(ENTRIES SUPPLIED Opens)

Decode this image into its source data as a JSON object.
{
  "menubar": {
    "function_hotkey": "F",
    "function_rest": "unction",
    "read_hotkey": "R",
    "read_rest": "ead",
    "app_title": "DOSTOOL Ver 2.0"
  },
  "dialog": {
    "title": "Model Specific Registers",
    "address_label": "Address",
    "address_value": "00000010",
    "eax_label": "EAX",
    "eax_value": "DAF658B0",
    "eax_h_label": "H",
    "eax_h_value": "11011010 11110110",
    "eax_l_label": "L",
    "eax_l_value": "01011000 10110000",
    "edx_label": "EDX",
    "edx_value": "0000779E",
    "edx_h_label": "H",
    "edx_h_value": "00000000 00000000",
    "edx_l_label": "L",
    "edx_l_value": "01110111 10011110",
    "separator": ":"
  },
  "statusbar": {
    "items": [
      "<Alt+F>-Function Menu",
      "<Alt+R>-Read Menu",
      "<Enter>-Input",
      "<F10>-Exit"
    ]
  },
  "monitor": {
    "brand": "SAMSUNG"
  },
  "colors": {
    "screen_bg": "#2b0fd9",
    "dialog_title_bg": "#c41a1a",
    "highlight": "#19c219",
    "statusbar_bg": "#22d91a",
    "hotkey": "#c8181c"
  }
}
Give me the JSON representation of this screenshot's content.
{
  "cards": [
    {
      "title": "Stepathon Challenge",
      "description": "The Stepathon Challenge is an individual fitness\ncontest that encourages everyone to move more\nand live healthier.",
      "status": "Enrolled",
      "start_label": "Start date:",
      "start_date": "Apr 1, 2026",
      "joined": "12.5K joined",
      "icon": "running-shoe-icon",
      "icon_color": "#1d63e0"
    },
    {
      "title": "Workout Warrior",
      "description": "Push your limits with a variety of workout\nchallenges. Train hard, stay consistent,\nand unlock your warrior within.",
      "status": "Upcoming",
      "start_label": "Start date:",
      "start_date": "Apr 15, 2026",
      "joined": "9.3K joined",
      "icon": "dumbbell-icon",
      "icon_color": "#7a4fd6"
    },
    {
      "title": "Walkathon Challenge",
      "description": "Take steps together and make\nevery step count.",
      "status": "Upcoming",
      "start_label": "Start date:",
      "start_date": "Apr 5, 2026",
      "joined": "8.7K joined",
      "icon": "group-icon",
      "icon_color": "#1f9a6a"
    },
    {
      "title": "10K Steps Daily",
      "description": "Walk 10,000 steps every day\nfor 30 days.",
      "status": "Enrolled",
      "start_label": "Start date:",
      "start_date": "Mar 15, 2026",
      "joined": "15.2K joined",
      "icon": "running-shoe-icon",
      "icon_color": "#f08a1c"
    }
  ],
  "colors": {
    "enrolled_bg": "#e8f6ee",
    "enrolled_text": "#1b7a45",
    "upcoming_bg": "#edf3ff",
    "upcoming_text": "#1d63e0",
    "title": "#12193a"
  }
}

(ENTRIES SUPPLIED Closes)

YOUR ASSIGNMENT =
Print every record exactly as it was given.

RESPONSE AREA =
Decode this image into its source data as a JSON object.
{
  "menubar": {
    "function_hotkey": "F",
    "function_rest": "unction",
    "read_hotkey": "R",
    "read_rest": "ead",
    "app_title": "DOSTOOL Ver 2.0"
  },
  "dialog": {
    "title": "Model Specific Registers",
    "address_label": "Address",
    "address_value": "00000010",
    "eax_label": "EAX",
    "eax_value": "DAF658B0",
    "eax_h_label": "H",
    "eax_h_value": "11011010 11110110",
    "eax_l_label": "L",
    "eax_l_value": "01011000 10110000",
    "edx_label": "EDX",
    "edx_value": "0000779E",
    "edx_h_label": "H",
    "edx_h_value": "00000000 00000000",
    "edx_l_label": "L",
    "edx_l_value": "01110111 10011110",
    "separator": ":"
  },
  "statusbar": {
    "items": [
      "<Alt+F>-Function Menu",
      "<Alt+R>-Read Menu",
      "<Enter>-Input",
      "<F10>-Exit"
    ]
  },
  "monitor": {
    "brand": "SAMSUNG"
  },
  "colors": {
    "screen_bg": "#2b0fd9",
    "dialog_title_bg": "#c41a1a",
    "highlight": "#19c219",
    "statusbar_bg": "#22d91a",
    "hotkey": "#c8181c"
  }
}
Give me the JSON representation of this screenshot's content.
{
  "cards": [
    {
      "title": "Stepathon Challenge",
      "description": "The Stepathon Challenge is an individual fitness\ncontest that encourages everyone to move more\nand live healthier.",
      "status": "Enrolled",
      "start_label": "Start date:",
      "start_date": "Apr 1, 2026",
      "joined": "12.5K joined",
      "icon": "running-shoe-icon",
      "icon_color": "#1d63e0"
    },
    {
      "title": "Workout Warrior",
      "description": "Push your limits with a variety of workout\nchallenges. Train hard, stay consistent,\nand unlock your warrior within.",
      "status": "Upcoming",
      "start_label": "Start date:",
      "start_date": "Apr 15, 2026",
      "joined": "9.3K joined",
      "icon": "dumbbell-icon",
      "icon_color": "#7a4fd6"
    },
    {
      "title": "Walkathon Challenge",
      "description": "Take steps together and make\nevery step count.",
      "status": "Upcoming",
      "start_label": "Start date:",
      "start_date": "Apr 5, 2026",
      "joined": "8.7K joined",
      "icon": "group-icon",
      "icon_color": "#1f9a6a"
    },
    {
      "title": "10K Steps Daily",
      "description": "Walk 10,000 steps every day\nfor 30 days.",
      "status": "Enrolled",
      "start_label": "Start date:",
      "start_date": "Mar 15, 2026",
      "joined": "15.2K joined",
      "icon": "running-shoe-icon",
      "icon_color": "#f08a1c"
    }
  ],
  "colors": {
    "enrolled_bg": "#e8f6ee",
    "enrolled_text": "#1b7a45",
    "upcoming_bg": "#edf3ff",
    "upcoming_text": "#1d63e0",
    "title": "#12193a"
  }
}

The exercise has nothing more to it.